Budget smartphones such as the HTC Wildfire S, Samsung Galaxy Y, BlackBerry Curve 9300Huawei Blaze and Motorola Atrix 2 have proliferated over the last year, and to lead the pack a phone has to be really special. The Orange San Francisco 2 does move things on from its predecessor, but not hugely, so it doesn't sit head and shoulders above the rest as the original Orange San Francisco did.
The touchscreen is sharp and clear - 480 x 800 pixels in a 3.5-inch screen are bound to deliver well.
Battery life is pretty good, although as ever we temper that comment with the fact that your own pattern of use might drain it relatively quickly.
We wanted the Orange San Francisco 2 to be more of an upgrade than it is, so we feel a bit let down overall.

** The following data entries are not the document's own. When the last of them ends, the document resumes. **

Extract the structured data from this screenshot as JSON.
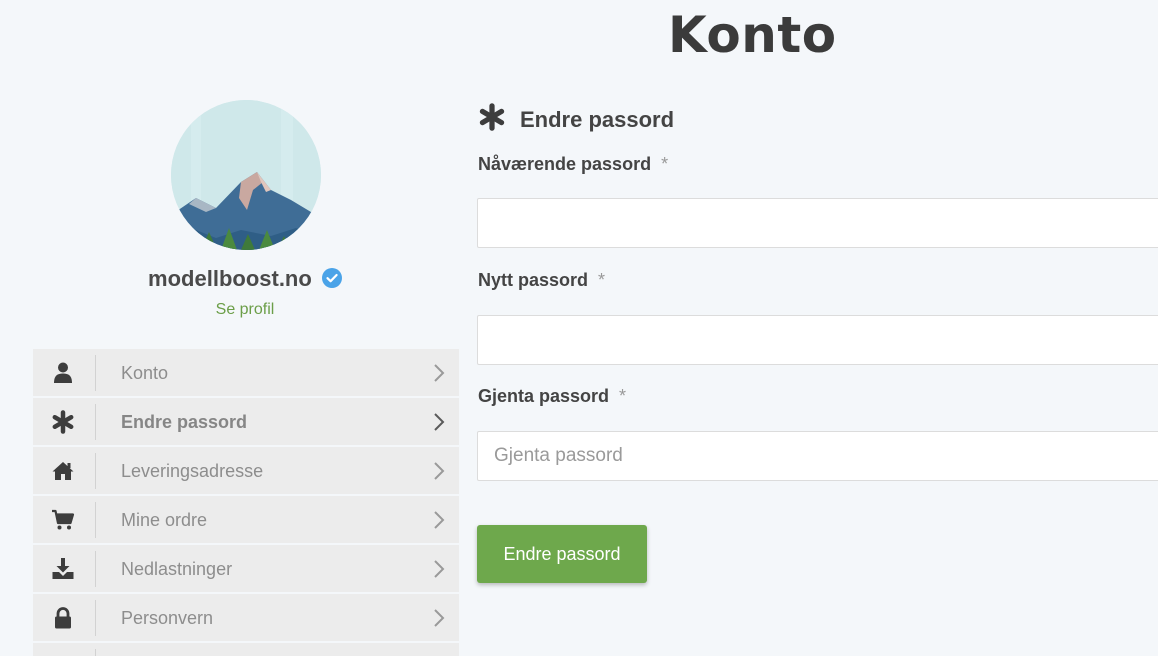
{
  "page": {
    "title": "Konto"
  },
  "profile": {
    "name": "modellboost.no",
    "link_label": "Se profil",
    "verified_icon": "verified-check-icon",
    "avatar": "mountain-avatar"
  },
  "sidebar": {
    "items": [
      {
        "label": "Konto",
        "icon": "user-icon",
        "active": false
      },
      {
        "label": "Endre passord",
        "icon": "asterisk-icon",
        "active": true
      },
      {
        "label": "Leveringsadresse",
        "icon": "home-icon",
        "active": false
      },
      {
        "label": "Mine ordre",
        "icon": "cart-icon",
        "active": false
      },
      {
        "label": "Nedlastninger",
        "icon": "download-icon",
        "active": false
      },
      {
        "label": "Personvern",
        "icon": "lock-icon",
        "active": false
      }
    ]
  },
  "form": {
    "heading": "Endre passord",
    "required_mark": "*",
    "fields": [
      {
        "label": "Nåværende passord",
        "value": "",
        "placeholder": ""
      },
      {
        "label": "Nytt passord",
        "value": "",
        "placeholder": ""
      },
      {
        "label": "Gjenta passord",
        "value": "",
        "placeholder": "Gjenta passord"
      }
    ],
    "submit_label": "Endre passord"
  },
  "colors": {
    "accent_green": "#6ea84c",
    "link_green": "#6b9e48",
    "verified_blue": "#4aa3e8",
    "background": "#f4f7fa"
  }
}
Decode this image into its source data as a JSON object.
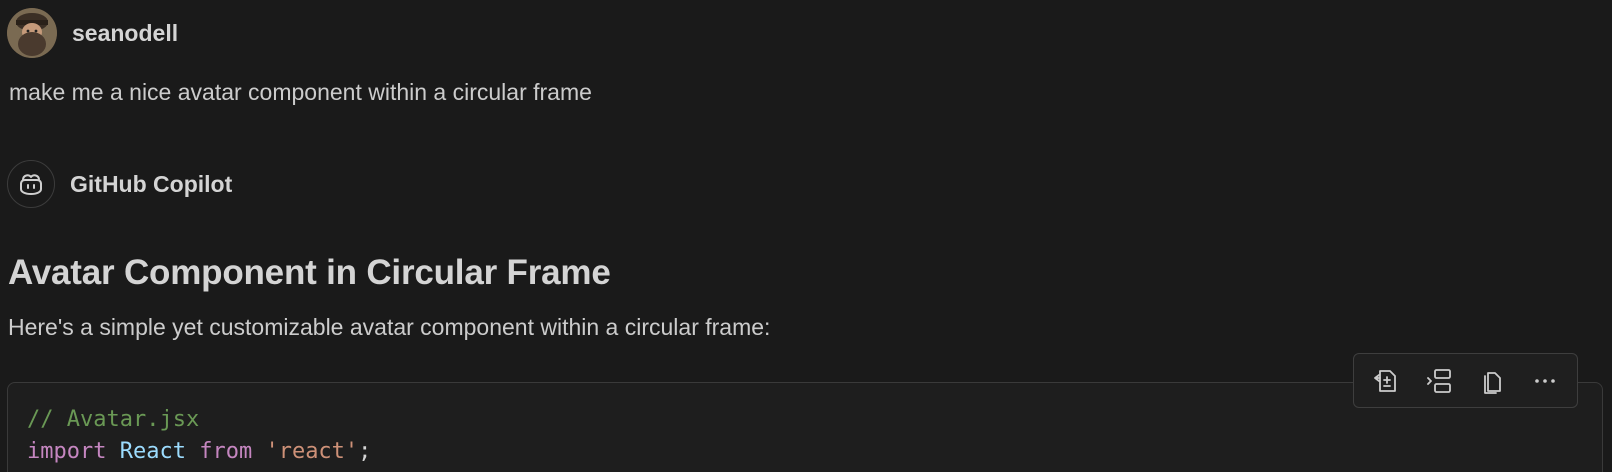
{
  "user": {
    "name": "seanodell",
    "message": "make me a nice avatar component within a circular frame"
  },
  "assistant": {
    "name": "GitHub Copilot",
    "icon": "copilot-icon"
  },
  "response": {
    "heading": "Avatar Component in Circular Frame",
    "intro": "Here's a simple yet customizable avatar component within a circular frame:"
  },
  "code": {
    "line1": "// Avatar.jsx",
    "line2": {
      "kw_import": "import",
      "ident": "React",
      "kw_from": "from",
      "string": "'react'",
      "punct": ";"
    }
  },
  "toolbar": {
    "buttons": [
      {
        "icon": "apply-in-editor-icon"
      },
      {
        "icon": "insert-at-cursor-icon"
      },
      {
        "icon": "copy-icon"
      },
      {
        "icon": "more-actions-icon"
      }
    ]
  },
  "colors": {
    "background": "#1a1a1a",
    "code_background": "#1e1e1e",
    "comment": "#6a9955",
    "keyword": "#c586c0",
    "identifier": "#9cdcfe",
    "string": "#ce9178"
  }
}
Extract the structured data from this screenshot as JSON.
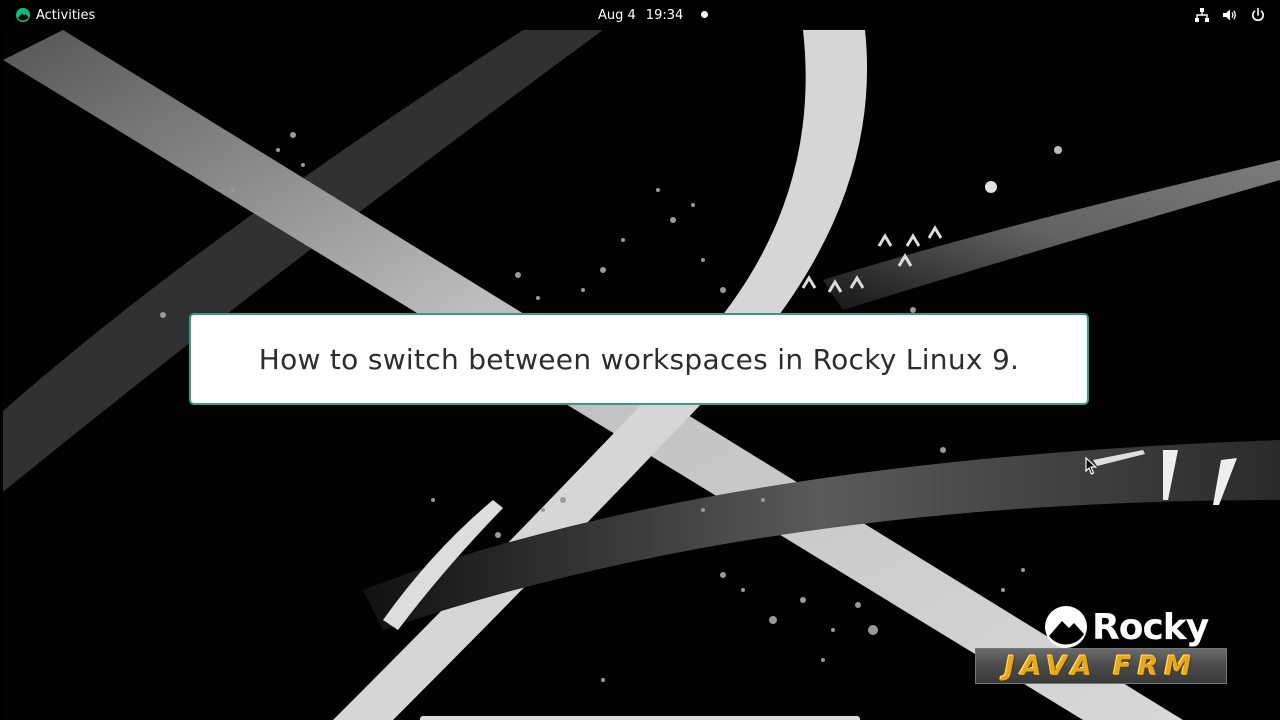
{
  "topbar": {
    "activities_label": "Activities",
    "date": "Aug 4",
    "time": "19:34",
    "tray_icons": [
      "network-icon",
      "volume-icon",
      "power-icon"
    ]
  },
  "caption": {
    "text": "How to switch between workspaces in Rocky Linux 9."
  },
  "watermark": {
    "brand": "Rocky",
    "channel": "JAVA FRM"
  },
  "colors": {
    "topbar_bg": "#000000",
    "caption_border": "#3c9a82",
    "caption_text": "#2d2d2d",
    "channel_text": "#e8a81c",
    "rocky_green": "#10b981"
  }
}
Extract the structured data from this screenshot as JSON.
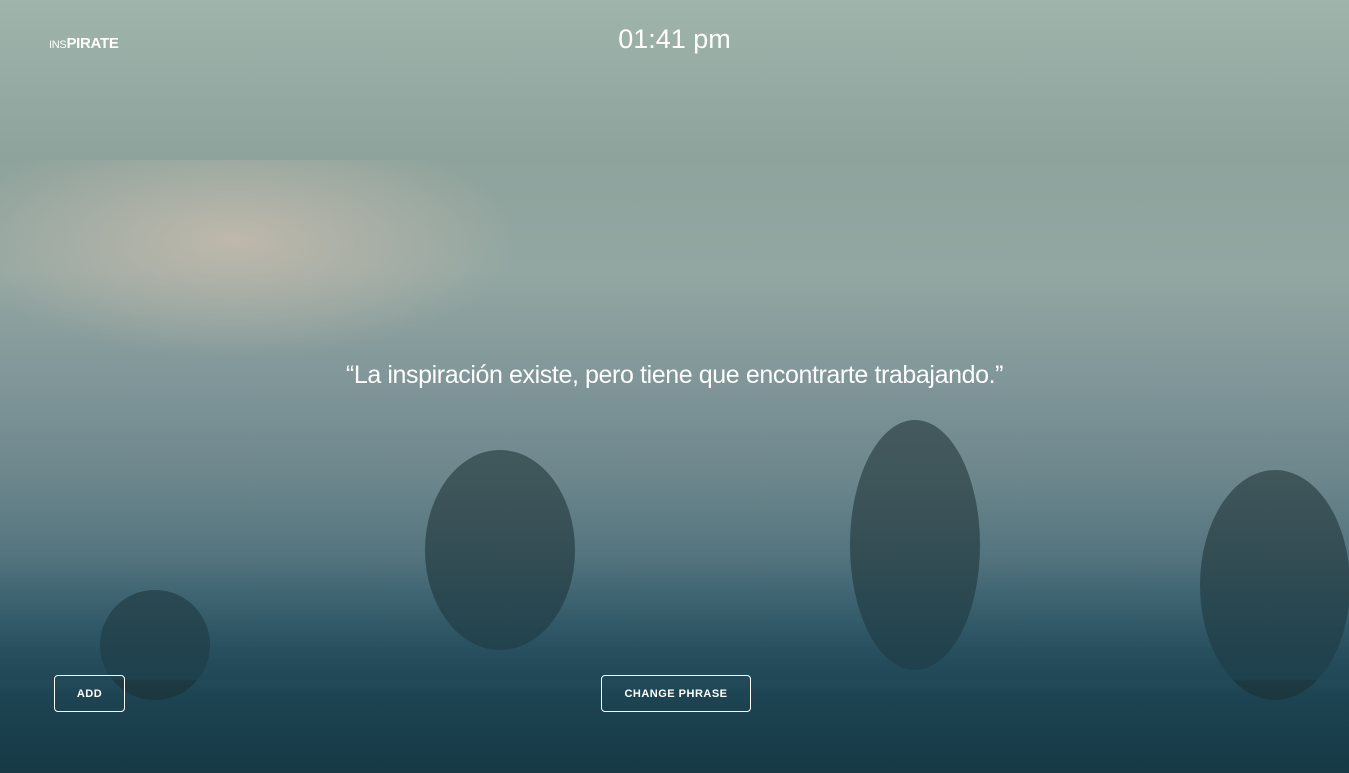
{
  "logo": {
    "prefix": "INS",
    "main": "PIRATE"
  },
  "clock": {
    "time": "01:41 pm"
  },
  "quote": {
    "text": "“La inspiración existe, pero tiene que encontrarte trabajando.”"
  },
  "buttons": {
    "add": "ADD",
    "change_phrase": "CHANGE PHRASE"
  }
}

The build isn't as great as we'd have liked. The Orange San Francisco 2's shiny black plastic is so-so, although we haven't seen the white version, so that may be a nicer-looking handset.
The absence of Twitter and Facebook clients and the lack of integration of their contacts is a big chasm in functionality.
The Orange San Francisco 2's touchscreen feels a little unresponsive to us, especially when entering text.
Small, neat and affordable, the Orange San Francisco 2 is far from being a bad buy. But Orange set the bar very high with the original San Francisco, and this follow up just doesn't represent a giant leap forward.
That's got to be good news for the competition, whose budget Android handsets have been overshadowed by the Orange San Francisco for many months. So come on, everyone, the field is now wide open.